YOUR OBJECTIVE:
Your reply should be a single number, the count of lines in the records that contain the string "author".

SOURCE DATA:
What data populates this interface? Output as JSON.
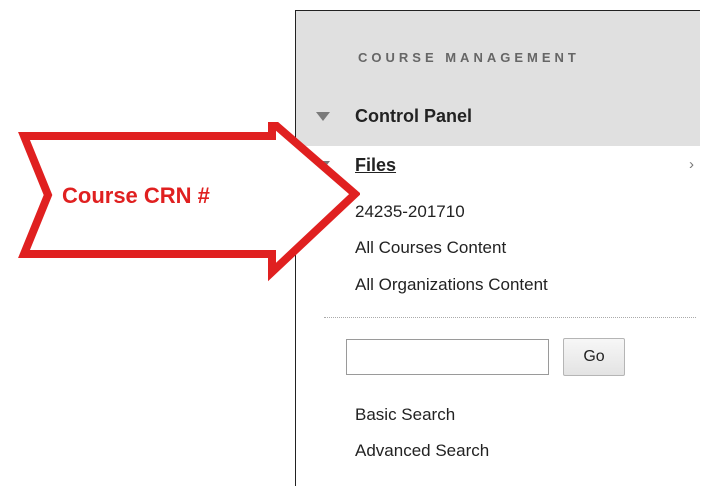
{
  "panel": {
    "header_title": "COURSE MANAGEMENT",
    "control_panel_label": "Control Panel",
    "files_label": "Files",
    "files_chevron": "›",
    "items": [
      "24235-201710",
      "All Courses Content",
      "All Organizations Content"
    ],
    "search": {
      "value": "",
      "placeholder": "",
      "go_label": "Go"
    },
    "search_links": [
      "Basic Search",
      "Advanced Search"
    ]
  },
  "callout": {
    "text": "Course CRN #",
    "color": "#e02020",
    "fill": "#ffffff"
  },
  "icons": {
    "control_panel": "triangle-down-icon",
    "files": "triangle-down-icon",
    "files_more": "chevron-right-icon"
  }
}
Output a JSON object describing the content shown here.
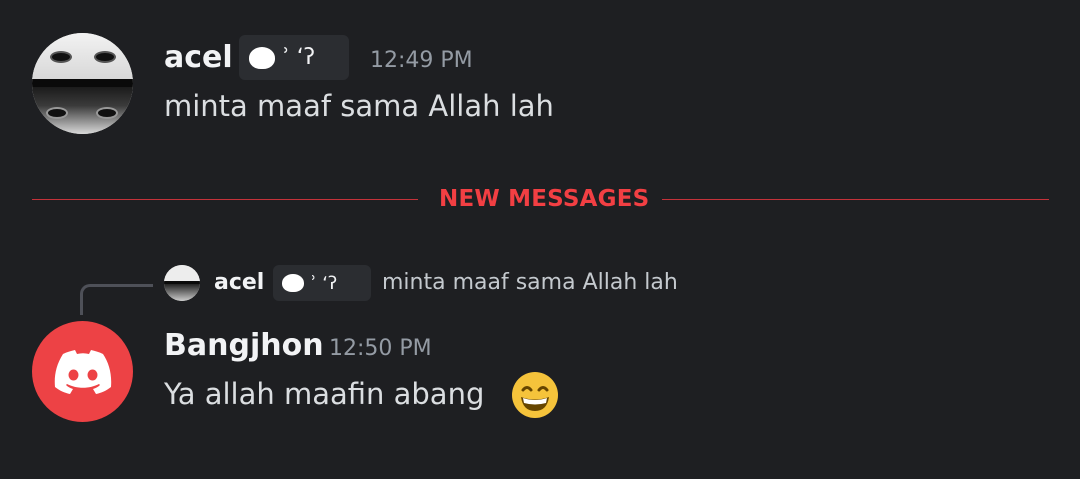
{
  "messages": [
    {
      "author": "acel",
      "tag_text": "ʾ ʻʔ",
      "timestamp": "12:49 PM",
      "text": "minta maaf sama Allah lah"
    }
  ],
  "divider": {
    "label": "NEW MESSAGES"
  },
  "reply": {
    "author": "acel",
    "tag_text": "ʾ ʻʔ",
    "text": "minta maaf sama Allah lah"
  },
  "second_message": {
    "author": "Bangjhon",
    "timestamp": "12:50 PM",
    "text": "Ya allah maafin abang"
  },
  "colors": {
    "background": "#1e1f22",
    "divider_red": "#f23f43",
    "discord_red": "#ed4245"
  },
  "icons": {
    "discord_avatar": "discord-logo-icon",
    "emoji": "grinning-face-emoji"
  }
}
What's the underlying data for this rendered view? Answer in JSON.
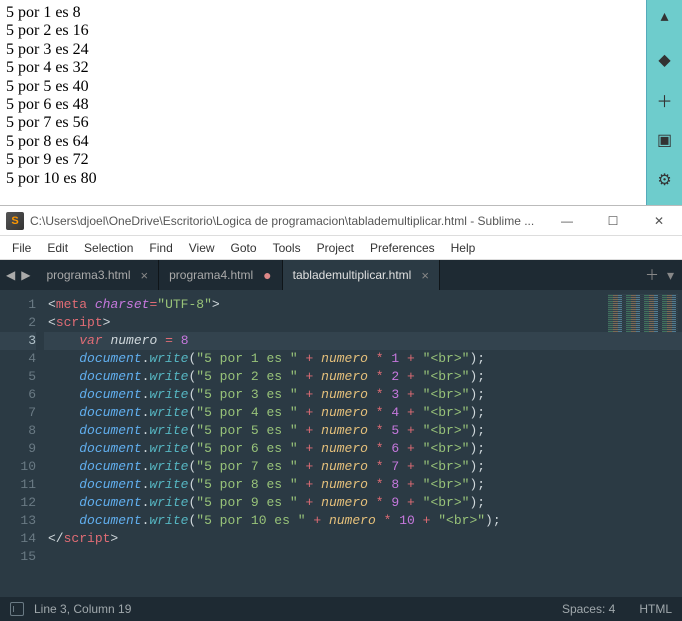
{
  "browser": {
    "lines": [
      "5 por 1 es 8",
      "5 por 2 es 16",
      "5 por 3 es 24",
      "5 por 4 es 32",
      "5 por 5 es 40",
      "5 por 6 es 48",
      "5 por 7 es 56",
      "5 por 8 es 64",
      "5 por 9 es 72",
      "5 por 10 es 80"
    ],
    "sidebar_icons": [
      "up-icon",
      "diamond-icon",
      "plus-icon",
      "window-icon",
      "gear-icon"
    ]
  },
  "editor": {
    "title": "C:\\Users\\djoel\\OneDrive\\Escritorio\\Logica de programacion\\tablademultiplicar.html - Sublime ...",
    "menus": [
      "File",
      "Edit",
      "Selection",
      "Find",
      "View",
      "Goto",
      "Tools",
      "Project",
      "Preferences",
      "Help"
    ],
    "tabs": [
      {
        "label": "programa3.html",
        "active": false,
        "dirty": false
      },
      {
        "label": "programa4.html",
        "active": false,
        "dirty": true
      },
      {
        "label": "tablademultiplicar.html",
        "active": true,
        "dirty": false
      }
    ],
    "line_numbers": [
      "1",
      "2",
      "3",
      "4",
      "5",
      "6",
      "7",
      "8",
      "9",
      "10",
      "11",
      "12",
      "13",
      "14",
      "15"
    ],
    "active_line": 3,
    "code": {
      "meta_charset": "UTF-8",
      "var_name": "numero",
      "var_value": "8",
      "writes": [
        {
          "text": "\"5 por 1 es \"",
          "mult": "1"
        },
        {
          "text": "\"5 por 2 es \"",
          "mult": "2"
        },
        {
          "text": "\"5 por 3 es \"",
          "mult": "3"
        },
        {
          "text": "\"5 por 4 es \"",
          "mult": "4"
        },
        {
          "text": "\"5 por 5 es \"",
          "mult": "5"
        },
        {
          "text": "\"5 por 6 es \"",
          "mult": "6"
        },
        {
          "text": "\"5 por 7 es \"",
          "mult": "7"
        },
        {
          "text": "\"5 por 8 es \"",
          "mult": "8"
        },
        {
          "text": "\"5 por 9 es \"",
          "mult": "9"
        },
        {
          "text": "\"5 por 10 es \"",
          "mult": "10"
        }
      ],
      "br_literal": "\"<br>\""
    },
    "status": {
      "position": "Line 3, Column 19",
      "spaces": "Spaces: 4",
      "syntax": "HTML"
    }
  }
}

EXERCISE OUTPUT:
3